top of page



Bad Education - Season 01 ((INSTALL))

Running from August 2012 to October 2014, the first three series were written by Jack Whitehall, who starred as Alfie Wickers, "the worst teacher ever to grace the British education system". Set at the fictional Abbey Grove School in Hertfordshire, the series follows Wickers' class of misfits, Class K, headed by eccentric headteacher Shaquille "Simon" Fraser (Mathew Horne), and Wickers' ploys to win the affection of crush Rosie Gulliver (Sarah Solemani).

Bad Education - Season 01

The revival series received a mixed reception. Radio Times praised the decision to allow viewers to say goodbye to Whitehall's character in the reunion special and noted "this new season of Bad Education is a joyful, quick-witted and comforting reminder of the old show, while still marking out its own territory with some smart casting decisions and structural shake-ups" and highlighted the strength of the Williams and Wernham as a double-act, the writing, the "genius" and "outrageous" reinvention of Horne's character, and the introduction of Pepperdine's headmistress and the new student characters.[21] In The Guardian, Jack Seale gave the series two stars, calling it "juvenile", "still lack[ing] any coherent structure or purpose", and a "pointless revival", but "slightly better" than the original show and "not as obviously empty-hearted".[22]

Bad Education is written by and stars Jack Whitehall. He plays Alfie, the worst teacher ever to grace the British education system and is a bigger kid than the kids he teaches. The teacher your kids would love but parents would hate!

The situations the characters find themselves in are very unique and can be hilarious. From very poorly taught sex education to getting lost in the woods after hitting an escaped pig with the school-coach, they are extreme but also very funny.

The hit show - which stars Jack Whitehall as useless teacher Alfie Wickers - will return to BBC Three for a very special one-off episode to mark a decade since it first appeared on our screens. It ended in 2014 after three seasons.

Ultimately, there is no great mystery as to what is required for a solid public education system: investment and good teachers. In Western countries this should be easily achievable. But low- and middle-income countries are looking at a financing gap of $39 billion per year to secure a quality education for their children. In low-income countries they are over 40-per-cent short.

Brazil shows what political will can achieve. It increased its budget allocation to education from 10 per cent in 2000 to 18 per cent in 2016. Combined with a cash transfer programme to parents, the number of years in school for the poorest 20 per cent of children doubled from four to eight.8 (Sadly, the new rightwing administration has now stepped back from these important gains.)

Bad Education Season 4 is available for streaming on BBC iPlayer for viewers in the US. The season, which has 6 episodes of 29 minutes each, will be aired on 15th of January 2023. Viewers outside of the UK can also watch the show by using a premium VPN service and connecting to a server located in the UK, allowing them to access BBC iPlayer as if they were within the UK.

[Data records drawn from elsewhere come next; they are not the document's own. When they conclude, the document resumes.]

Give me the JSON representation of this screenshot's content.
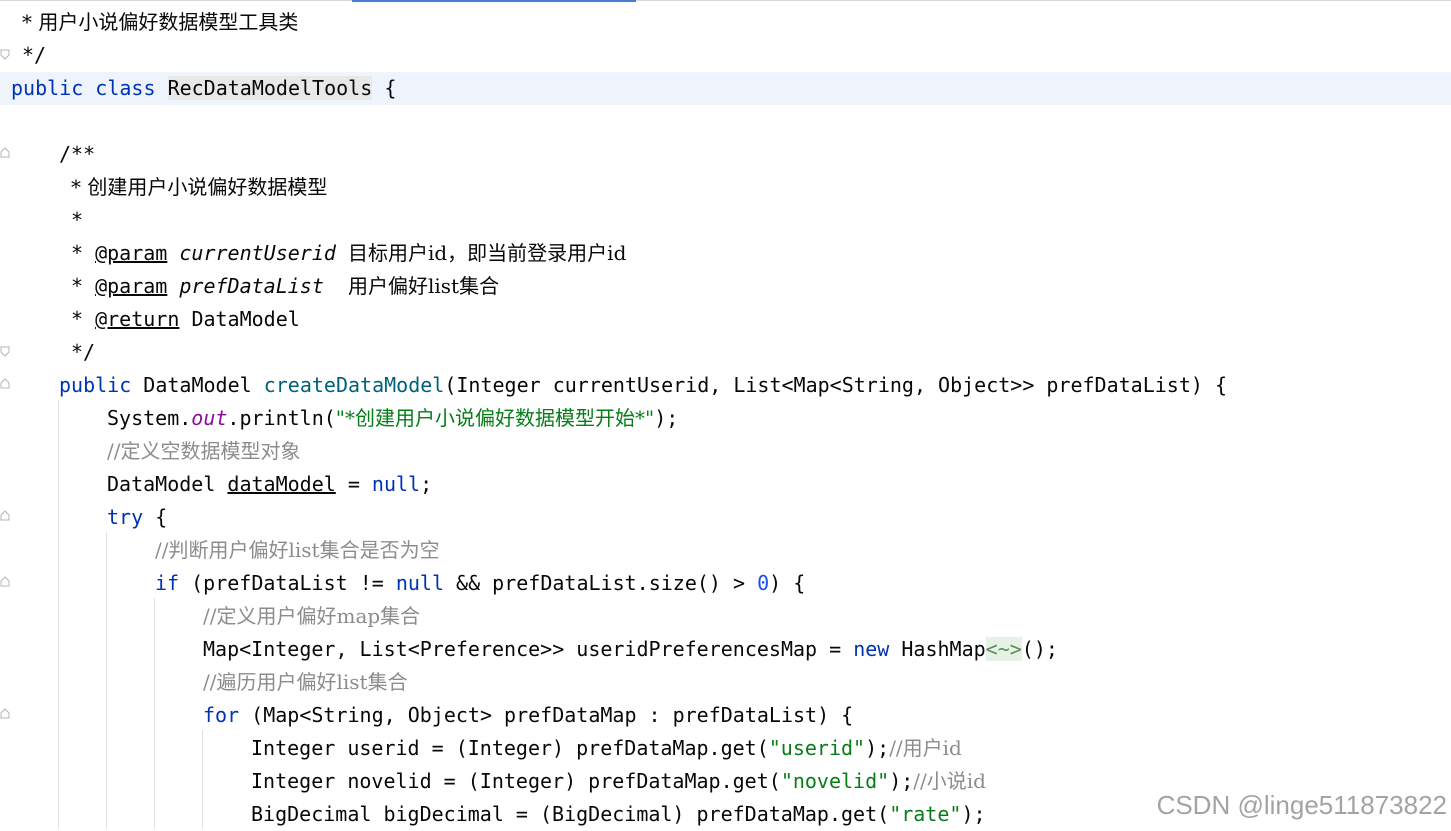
{
  "code": {
    "l01": "* 用户小说偏好数据模型工具类",
    "l02": "*/",
    "l03_kw1": "public",
    "l03_kw2": "class",
    "l03_name": "RecDataModelTools",
    "l03_brace": "{",
    "l05": "/**",
    "l06": "* 创建用户小说偏好数据模型",
    "l07": "*",
    "l08_star": "*",
    "l08_tag": "@param",
    "l08_param": "currentUserid",
    "l08_desc": "目标用户id，即当前登录用户id",
    "l09_star": "*",
    "l09_tag": "@param",
    "l09_param": "prefDataList",
    "l09_desc": "用户偏好list集合",
    "l10_star": "*",
    "l10_tag": "@return",
    "l10_desc": "DataModel",
    "l11": "*/",
    "l12_kw": "public",
    "l12_type": "DataModel",
    "l12_fn": "createDataModel",
    "l12_rest": "(Integer currentUserid, List<Map<String, Object>> prefDataList) {",
    "l13_a": "System.",
    "l13_field": "out",
    "l13_b": ".println(",
    "l13_str": "\"*创建用户小说偏好数据模型开始*\"",
    "l13_c": ");",
    "l14": "//定义空数据模型对象",
    "l15_a": "DataModel ",
    "l15_var": "dataModel",
    "l15_b": " = ",
    "l15_kw": "null",
    "l15_c": ";",
    "l16_kw": "try",
    "l16_b": " {",
    "l17": "//判断用户偏好list集合是否为空",
    "l18_kw": "if",
    "l18_a": " (prefDataList != ",
    "l18_kw2": "null",
    "l18_b": " && prefDataList.size() > ",
    "l18_num": "0",
    "l18_c": ") {",
    "l19": "//定义用户偏好map集合",
    "l20_a": "Map<Integer, List<Preference>> useridPreferencesMap = ",
    "l20_kw": "new",
    "l20_b": " HashMap",
    "l20_diamond": "<~>",
    "l20_c": "();",
    "l21": "//遍历用户偏好list集合",
    "l22_kw": "for",
    "l22_a": " (Map<String, Object> prefDataMap : prefDataList) {",
    "l23_a": "Integer userid = (Integer) prefDataMap.get(",
    "l23_str": "\"userid\"",
    "l23_b": ");",
    "l23_cm": "//用户id",
    "l24_a": "Integer novelid = (Integer) prefDataMap.get(",
    "l24_str": "\"novelid\"",
    "l24_b": ");",
    "l24_cm": "//小说id",
    "l25_a": "BigDecimal bigDecimal = (BigDecimal) prefDataMap.get(",
    "l25_str": "\"rate\"",
    "l25_b": ");"
  },
  "watermark": "CSDN @linge511873822",
  "colors": {
    "keyword": "#0033b3",
    "method": "#00627a",
    "string": "#067d17",
    "number": "#1750eb",
    "static_field": "#871094",
    "comment": "#8c8c8c",
    "current_line": "#eef3fc"
  }
}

Bad Education is a British television sitcom that follows the daily life of a young, under qualified teacher, Alfie Wickers, who is portrayed as the worst teacher ever to grace the British education system. The show is set in the fictional Abbey Grove School, in Hertfordshire. The series primarily centers around Alfie Wickers, a teacher who despite his best intentions, is not very good at teaching. He often finds himself in comical and chaotic situations, both inside and outside of the classroom. The show also follows the lives of the students, their interactions with Alfie and their own personal struggles. It is a comedy show that uses absurdity, slapstick and irony to make fun of the British education system.

Adam told us Bad Education season 2, was as much fun as season 1 to work on, with the majority of the same crew returning with the addition of director Elliot Hegarty and DoP Pete Rowe, both of whom are extremely talented and experienced and produced once again by Pippa Brown."

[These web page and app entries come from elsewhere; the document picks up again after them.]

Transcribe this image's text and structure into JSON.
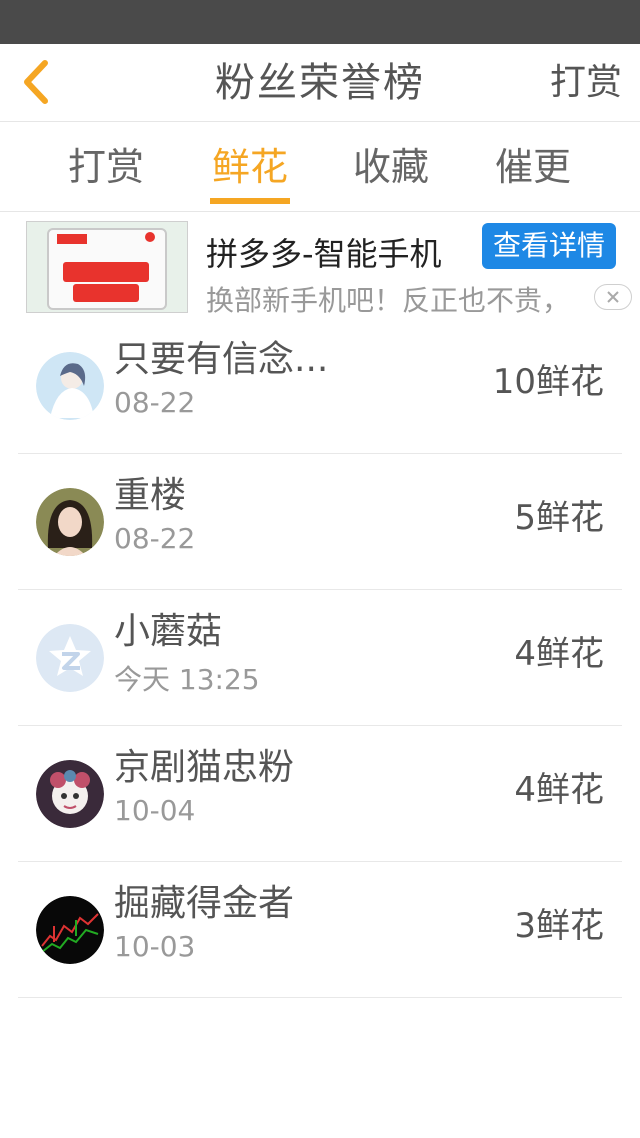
{
  "nav": {
    "title": "粉丝荣誉榜",
    "action_label": "打赏"
  },
  "tabs": [
    {
      "label": "打赏",
      "active": false
    },
    {
      "label": "鲜花",
      "active": true
    },
    {
      "label": "收藏",
      "active": false
    },
    {
      "label": "催更",
      "active": false
    }
  ],
  "ad": {
    "title": "拼多多-智能手机",
    "button_label": "查看详情",
    "subtitle": "换部新手机吧！反正也不贵，",
    "close_icon": "close-icon"
  },
  "fans": [
    {
      "name": "只要有信念...",
      "date": "08-22",
      "amount": "10鲜花",
      "avatar": "avatar-anime-girl-white"
    },
    {
      "name": "重楼",
      "date": "08-22",
      "amount": "5鲜花",
      "avatar": "avatar-girl-dark-hair"
    },
    {
      "name": "小蘑菇",
      "date": "今天 13:25",
      "amount": "4鲜花",
      "avatar": "avatar-default-z"
    },
    {
      "name": "京剧猫忠粉",
      "date": "10-04",
      "amount": "4鲜花",
      "avatar": "avatar-opera-cat"
    },
    {
      "name": "掘藏得金者",
      "date": "10-03",
      "amount": "3鲜花",
      "avatar": "avatar-stock-chart"
    }
  ],
  "colors": {
    "accent": "#f5a623",
    "ad_button": "#1e88e5",
    "status_bar": "#4a4a4a"
  }
}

She is one of the few teachers who takes pride in inspiring and teaching her students things. She is passionate about charity work, animal rights, human rights, feminism, lgbtq+ rights, and the struggles of people with disabilities. When teachers are asked to do a sexual education class, she is the only one who leads a frank discussion of human sexuality and shows acceptance and support of the changes that students are going through.

Viewers also see Usma, Inchez, Harrison, Jinx, Warren, and Blessing at the school. In an effort to incorporate PSHE into his drama class, Stephen explores Jin